• **Exercise details**:
Filter the data for "Velemi" and copy matching lines.

**** Provided records ****

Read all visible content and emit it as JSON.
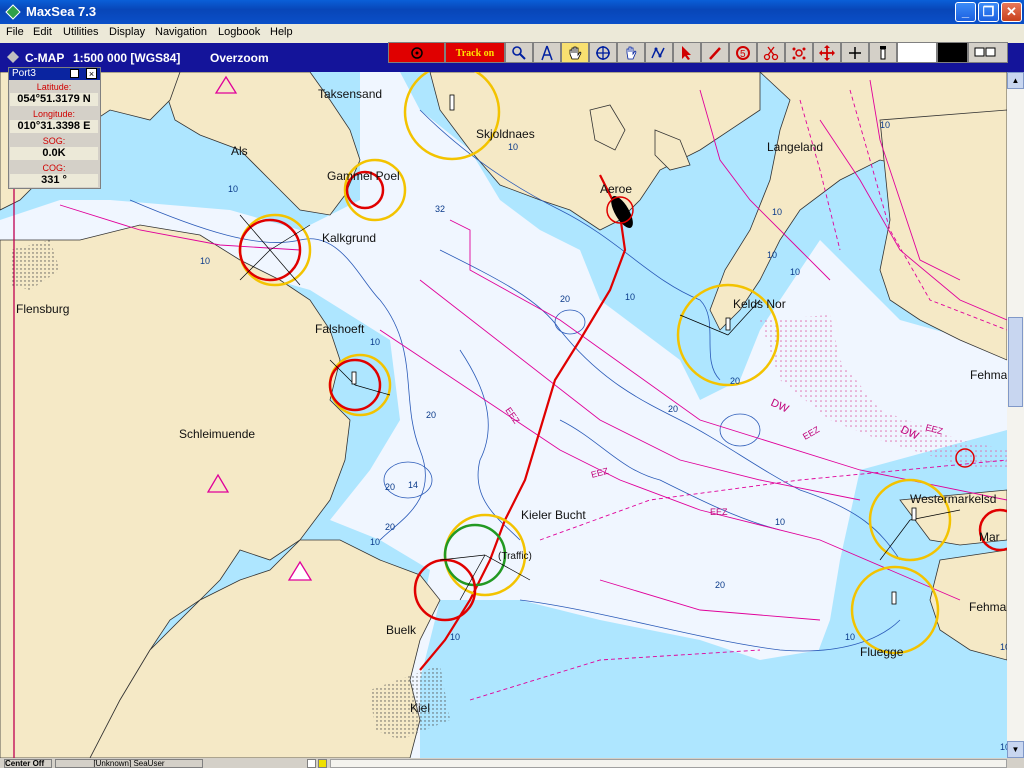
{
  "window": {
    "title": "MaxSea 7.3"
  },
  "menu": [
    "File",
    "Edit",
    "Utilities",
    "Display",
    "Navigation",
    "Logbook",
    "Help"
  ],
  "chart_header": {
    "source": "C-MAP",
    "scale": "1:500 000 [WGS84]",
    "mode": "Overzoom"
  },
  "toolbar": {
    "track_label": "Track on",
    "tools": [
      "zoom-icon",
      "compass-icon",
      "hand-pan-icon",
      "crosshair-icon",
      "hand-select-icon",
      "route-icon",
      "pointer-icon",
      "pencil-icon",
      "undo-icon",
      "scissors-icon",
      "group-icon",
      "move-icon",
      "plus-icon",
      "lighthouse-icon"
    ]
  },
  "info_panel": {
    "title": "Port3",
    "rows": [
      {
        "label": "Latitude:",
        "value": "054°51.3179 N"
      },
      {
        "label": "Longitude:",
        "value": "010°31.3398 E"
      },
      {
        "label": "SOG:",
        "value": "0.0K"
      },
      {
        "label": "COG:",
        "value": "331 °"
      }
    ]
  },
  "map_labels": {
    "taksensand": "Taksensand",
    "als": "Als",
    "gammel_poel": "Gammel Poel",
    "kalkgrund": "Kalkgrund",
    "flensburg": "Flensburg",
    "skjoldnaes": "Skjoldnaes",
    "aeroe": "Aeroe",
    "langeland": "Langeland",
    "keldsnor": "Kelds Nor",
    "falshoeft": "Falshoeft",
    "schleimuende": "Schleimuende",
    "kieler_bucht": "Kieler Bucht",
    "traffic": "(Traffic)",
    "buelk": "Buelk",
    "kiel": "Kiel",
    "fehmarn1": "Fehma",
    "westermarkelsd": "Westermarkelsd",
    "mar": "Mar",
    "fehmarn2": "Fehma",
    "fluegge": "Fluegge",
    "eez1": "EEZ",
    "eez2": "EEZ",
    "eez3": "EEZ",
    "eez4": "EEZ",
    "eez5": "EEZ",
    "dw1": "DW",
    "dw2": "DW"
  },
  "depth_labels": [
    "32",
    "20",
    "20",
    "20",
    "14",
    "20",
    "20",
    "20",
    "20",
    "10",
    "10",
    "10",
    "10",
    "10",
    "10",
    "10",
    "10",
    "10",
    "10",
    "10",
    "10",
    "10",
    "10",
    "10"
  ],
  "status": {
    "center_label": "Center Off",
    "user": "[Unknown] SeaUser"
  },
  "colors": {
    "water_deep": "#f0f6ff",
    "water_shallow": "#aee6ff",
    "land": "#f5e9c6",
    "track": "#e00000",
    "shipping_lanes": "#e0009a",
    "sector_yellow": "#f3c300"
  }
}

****
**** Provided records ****

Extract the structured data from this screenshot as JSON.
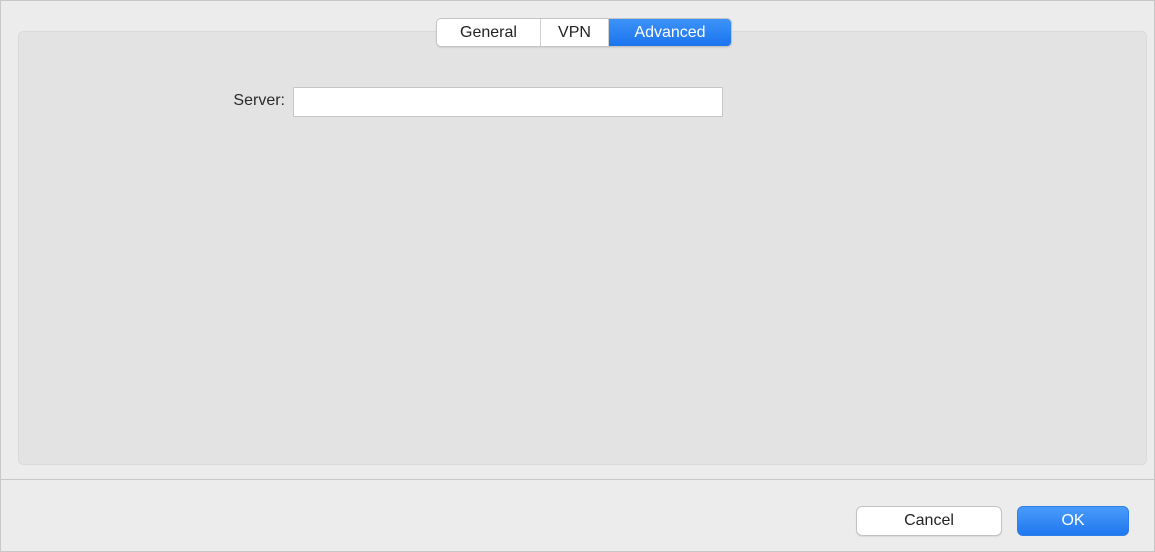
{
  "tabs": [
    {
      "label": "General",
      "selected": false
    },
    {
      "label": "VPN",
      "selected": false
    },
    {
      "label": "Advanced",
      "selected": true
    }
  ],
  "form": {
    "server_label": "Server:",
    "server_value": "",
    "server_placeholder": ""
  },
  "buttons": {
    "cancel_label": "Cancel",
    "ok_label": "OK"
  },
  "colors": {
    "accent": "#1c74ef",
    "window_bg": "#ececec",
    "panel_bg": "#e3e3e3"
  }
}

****
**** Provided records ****

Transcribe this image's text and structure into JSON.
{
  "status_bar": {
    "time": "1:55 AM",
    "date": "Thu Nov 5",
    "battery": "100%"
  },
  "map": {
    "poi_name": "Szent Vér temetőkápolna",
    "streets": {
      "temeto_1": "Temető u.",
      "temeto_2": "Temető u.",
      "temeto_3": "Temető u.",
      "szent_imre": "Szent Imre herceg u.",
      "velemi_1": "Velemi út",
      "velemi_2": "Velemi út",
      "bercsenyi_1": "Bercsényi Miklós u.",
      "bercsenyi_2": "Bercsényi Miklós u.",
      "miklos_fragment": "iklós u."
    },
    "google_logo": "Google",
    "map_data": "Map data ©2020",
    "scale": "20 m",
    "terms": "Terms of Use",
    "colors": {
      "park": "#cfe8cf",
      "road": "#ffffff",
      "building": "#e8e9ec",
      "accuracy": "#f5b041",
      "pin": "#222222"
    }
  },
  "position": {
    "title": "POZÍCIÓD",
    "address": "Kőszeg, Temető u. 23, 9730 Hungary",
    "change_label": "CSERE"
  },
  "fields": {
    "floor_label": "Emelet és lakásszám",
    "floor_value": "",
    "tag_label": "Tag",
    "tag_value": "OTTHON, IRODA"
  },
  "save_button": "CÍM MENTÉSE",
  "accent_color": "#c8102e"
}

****

• **Solution for this problem**:
      "velemi_1": "Velemi út",
      "velemi_2": "Velemi út",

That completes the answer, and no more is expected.